MATERIAL SUPPLIED START
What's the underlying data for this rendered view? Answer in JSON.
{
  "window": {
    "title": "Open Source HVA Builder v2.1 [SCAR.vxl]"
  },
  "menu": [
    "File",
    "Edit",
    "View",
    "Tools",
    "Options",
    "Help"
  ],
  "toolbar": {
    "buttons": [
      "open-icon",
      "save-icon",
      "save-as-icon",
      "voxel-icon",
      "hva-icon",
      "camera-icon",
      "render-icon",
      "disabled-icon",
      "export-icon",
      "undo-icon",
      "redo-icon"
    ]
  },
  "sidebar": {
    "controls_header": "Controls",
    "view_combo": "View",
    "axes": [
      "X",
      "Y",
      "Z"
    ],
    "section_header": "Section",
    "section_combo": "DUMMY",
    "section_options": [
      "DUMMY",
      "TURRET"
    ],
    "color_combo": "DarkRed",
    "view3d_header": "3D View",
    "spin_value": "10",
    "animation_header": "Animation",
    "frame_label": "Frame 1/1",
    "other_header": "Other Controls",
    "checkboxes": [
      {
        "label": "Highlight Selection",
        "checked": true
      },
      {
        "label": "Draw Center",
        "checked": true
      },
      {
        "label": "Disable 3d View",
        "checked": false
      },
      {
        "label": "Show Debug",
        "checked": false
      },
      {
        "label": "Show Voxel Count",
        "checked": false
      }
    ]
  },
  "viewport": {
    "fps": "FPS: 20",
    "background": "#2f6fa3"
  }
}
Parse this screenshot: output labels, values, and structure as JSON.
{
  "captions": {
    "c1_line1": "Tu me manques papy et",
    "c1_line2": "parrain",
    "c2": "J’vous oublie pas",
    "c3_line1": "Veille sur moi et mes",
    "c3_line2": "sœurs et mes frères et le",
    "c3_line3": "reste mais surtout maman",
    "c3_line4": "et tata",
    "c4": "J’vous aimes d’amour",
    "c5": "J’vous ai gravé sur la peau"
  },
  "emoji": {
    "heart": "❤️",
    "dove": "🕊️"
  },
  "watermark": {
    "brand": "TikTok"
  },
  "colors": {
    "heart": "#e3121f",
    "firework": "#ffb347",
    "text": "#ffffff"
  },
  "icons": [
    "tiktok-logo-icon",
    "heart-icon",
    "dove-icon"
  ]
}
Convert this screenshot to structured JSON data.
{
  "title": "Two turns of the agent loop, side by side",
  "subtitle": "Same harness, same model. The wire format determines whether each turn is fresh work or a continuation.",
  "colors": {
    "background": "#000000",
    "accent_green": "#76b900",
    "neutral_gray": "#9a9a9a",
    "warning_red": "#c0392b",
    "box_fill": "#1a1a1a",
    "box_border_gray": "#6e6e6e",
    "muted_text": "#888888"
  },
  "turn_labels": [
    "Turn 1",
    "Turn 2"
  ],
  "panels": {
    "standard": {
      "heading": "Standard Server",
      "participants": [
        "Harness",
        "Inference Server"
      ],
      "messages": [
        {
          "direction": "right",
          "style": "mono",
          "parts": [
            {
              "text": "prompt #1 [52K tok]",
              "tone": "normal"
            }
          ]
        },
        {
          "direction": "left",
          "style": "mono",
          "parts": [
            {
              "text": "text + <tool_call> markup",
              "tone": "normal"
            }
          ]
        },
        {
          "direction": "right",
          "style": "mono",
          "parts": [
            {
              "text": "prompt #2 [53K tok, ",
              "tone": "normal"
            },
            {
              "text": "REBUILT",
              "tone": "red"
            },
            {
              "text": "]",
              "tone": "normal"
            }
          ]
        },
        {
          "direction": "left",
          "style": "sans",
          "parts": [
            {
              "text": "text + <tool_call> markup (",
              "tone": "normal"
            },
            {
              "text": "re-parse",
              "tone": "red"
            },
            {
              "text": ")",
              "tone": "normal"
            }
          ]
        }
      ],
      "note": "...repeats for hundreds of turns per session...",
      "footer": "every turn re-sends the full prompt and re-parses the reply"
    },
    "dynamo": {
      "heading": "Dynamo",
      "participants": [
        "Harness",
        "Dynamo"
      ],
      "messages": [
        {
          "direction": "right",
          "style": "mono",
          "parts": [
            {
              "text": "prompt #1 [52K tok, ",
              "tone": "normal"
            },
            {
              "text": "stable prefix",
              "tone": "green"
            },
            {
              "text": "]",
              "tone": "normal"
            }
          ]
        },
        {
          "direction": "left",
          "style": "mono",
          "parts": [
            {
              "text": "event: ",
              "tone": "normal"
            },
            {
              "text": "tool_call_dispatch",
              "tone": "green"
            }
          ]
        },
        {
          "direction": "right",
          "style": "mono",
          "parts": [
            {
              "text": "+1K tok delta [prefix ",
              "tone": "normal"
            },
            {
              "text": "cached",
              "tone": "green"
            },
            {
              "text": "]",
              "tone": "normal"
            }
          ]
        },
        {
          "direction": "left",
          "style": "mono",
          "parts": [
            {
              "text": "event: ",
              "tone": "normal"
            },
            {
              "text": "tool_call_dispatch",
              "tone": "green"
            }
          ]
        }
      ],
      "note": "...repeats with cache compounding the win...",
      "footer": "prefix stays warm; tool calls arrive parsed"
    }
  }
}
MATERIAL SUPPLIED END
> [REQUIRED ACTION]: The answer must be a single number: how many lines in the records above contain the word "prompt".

> [OUTPUT BELOW]: 4